English | 4 Pages - September - Note 20 | © IFC, 2016
Sep 30, 2016
Mobile telecommunications has many benefits, from linking communities and citizens to mobile applications that bring financial services to the unbanked and help farmers improve crop yields. Yet at one time it looked as though Africa’s mobile sector might fare as poorly as its fixed line system did. Instead, an appropriate mix of regulation and competition, investment, and affordability allowed mobile phones and broadband access to flourish.
English | 4 Pages - September - Note 19 | © IFC, 2016
Sep 29, 2016
In the face of high and volatile fossil fuel prices the government of Jordan launched an aggressive national strategy to increase production of privately financed, commercial scale renewable energy. This pivot was initially met with skepticism from developers and financiers. Yet by aggregating seven small, individual solar power projects into a single, standardized financing structure—the Seven Sisters—the country was able spread costs, shorten timelines, and ultimately attract the necessary financing and developers to make the effort a reality.

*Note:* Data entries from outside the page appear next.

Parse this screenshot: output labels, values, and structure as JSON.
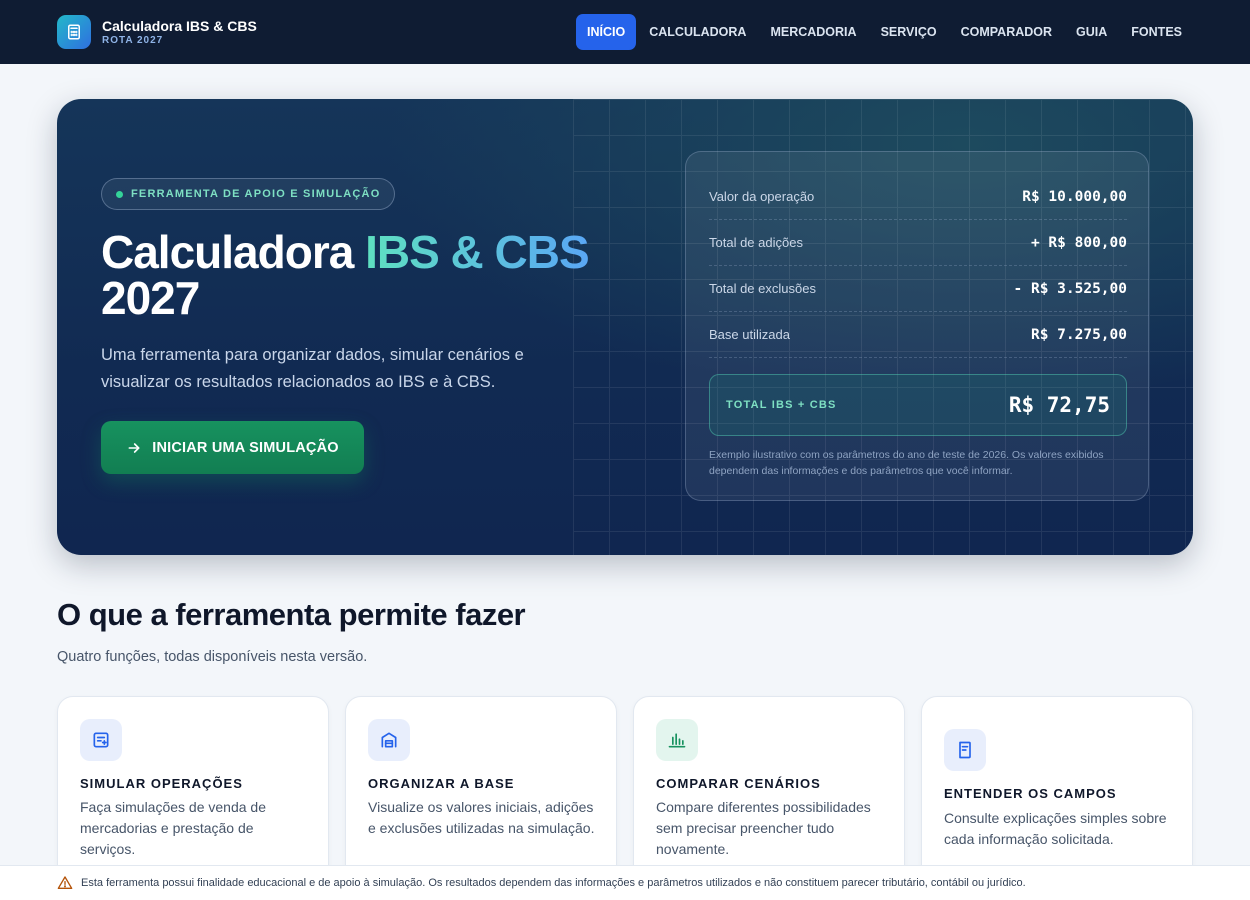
{
  "header": {
    "brand_title": "Calculadora IBS & CBS",
    "brand_subtitle": "ROTA 2027",
    "nav": [
      {
        "label": "INÍCIO",
        "active": true
      },
      {
        "label": "CALCULADORA"
      },
      {
        "label": "MERCADORIA"
      },
      {
        "label": "SERVIÇO"
      },
      {
        "label": "COMPARADOR"
      },
      {
        "label": "GUIA"
      },
      {
        "label": "FONTES"
      }
    ]
  },
  "hero": {
    "badge": "FERRAMENTA DE APOIO E SIMULAÇÃO",
    "title_prefix": "Calculadora ",
    "title_highlight": "IBS & CBS",
    "title_suffix": "2027",
    "description": "Uma ferramenta para organizar dados, simular cenários e visualizar os resultados relacionados ao IBS e à CBS.",
    "cta_label": "INICIAR UMA SIMULAÇÃO"
  },
  "summary": {
    "rows": [
      {
        "label": "Valor da operação",
        "value": "R$ 10.000,00"
      },
      {
        "label": "Total de adições",
        "value": "+ R$ 800,00"
      },
      {
        "label": "Total de exclusões",
        "value": "- R$ 3.525,00"
      },
      {
        "label": "Base utilizada",
        "value": "R$ 7.275,00"
      }
    ],
    "total_label": "TOTAL IBS + CBS",
    "total_value": "R$ 72,75",
    "note": "Exemplo ilustrativo com os parâmetros do ano de teste de 2026. Os valores exibidos dependem das informações e dos parâmetros que você informar."
  },
  "features": {
    "title": "O que a ferramenta permite fazer",
    "subtitle": "Quatro funções, todas disponíveis nesta versão.",
    "items": [
      {
        "icon": "document-list-icon",
        "title": "SIMULAR OPERAÇÕES",
        "desc": "Faça simulações de venda de mercadorias e prestação de serviços."
      },
      {
        "icon": "warehouse-icon",
        "title": "ORGANIZAR A BASE",
        "desc": "Visualize os valores iniciais, adições e exclusões utilizadas na simulação."
      },
      {
        "icon": "bar-chart-icon",
        "title": "COMPARAR CENÁRIOS",
        "desc": "Compare diferentes possibilidades sem precisar preencher tudo novamente."
      },
      {
        "icon": "book-icon",
        "title": "ENTENDER OS CAMPOS",
        "desc": "Consulte explicações simples sobre cada informação solicitada."
      }
    ]
  },
  "footer": {
    "disclaimer": "Esta ferramenta possui finalidade educacional e de apoio à simulação. Os resultados dependem das informações e parâmetros utilizados e não constituem parecer tributário, contábil ou jurídico."
  },
  "colors": {
    "nav_bg": "#0f1c33",
    "accent_blue": "#2563eb",
    "accent_green": "#17925f",
    "highlight_teal": "#5ee0c0"
  }
}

English | 3 Pages - September - Note 18 | © IFC, 2016
Sep 29, 2016
Solar power is an increasingly affordable, quick-to-build solution for countries in need of additional electricity generation. Yet many emerging markets face challenges to developing photovoltaic projects, as small project sizes and lengthy negotiations increase costs and timelines. Scaling Solar, launched by the World Bank Group in 2015, addresses these issues by providing an easy-to-follow process to plan, procure, and launch grid-connected solar projects using private sector financing within two years of engagement. It offers governments the tools to quickly increase energy generation at stable low tariffs and allows developers to bid on well-structured, standardized projects through a competitive, transparent process that reduces risk and costs—making new markets easier to navigate.
English | 2 Pages - September - Note 17 | © IFC, 2016
Sep 14, 2016
In emerging markets, climate change threatens infrastructure that is critical for development. Roads, airports, water systems, and power plants are vulnerable to weather changes. Severe storms and major droughts can disrupt economic activity. Because private companies and investors in emerging markets often manage infrastructure projects through public-private partnerships, they will now need to address climate change risks when planning and building these projects. The uncertainty of such risks has made incorporating them into project planning a challenge, but new tools and approaches, including insurance, are helping PPPs better respond to climate risks.
English | 4 Pages - September - Note 14 | © IFC, 2016
Apr 11, 2016
What are the current trends in emerging-market infrastructure spending? Emerging markets need twice the infrastructure investment they now receive. East Asia has the greatest needs, while Africa’s requirements are large in comparison to its economic size. Power generation accounts for more than half of needed investment. And institutional investors are becoming increasingly aware of the manifold benefits that infrastructure investments offer.
English | 2 Pages - April - Note 5 | © IFC, 2016
Apr 11, 2016
If the goal of moving development financing from billions to trillions of dollars is to be realized, the World Bank Group and other development banks will need to mobilize third-party money by leveraging their financial and advisory resources. A promising start to a large-scale infrastructure project in Colombia is evidence that it can be done.
English | 4 Pages - April - Note 4 | © IFC, 2016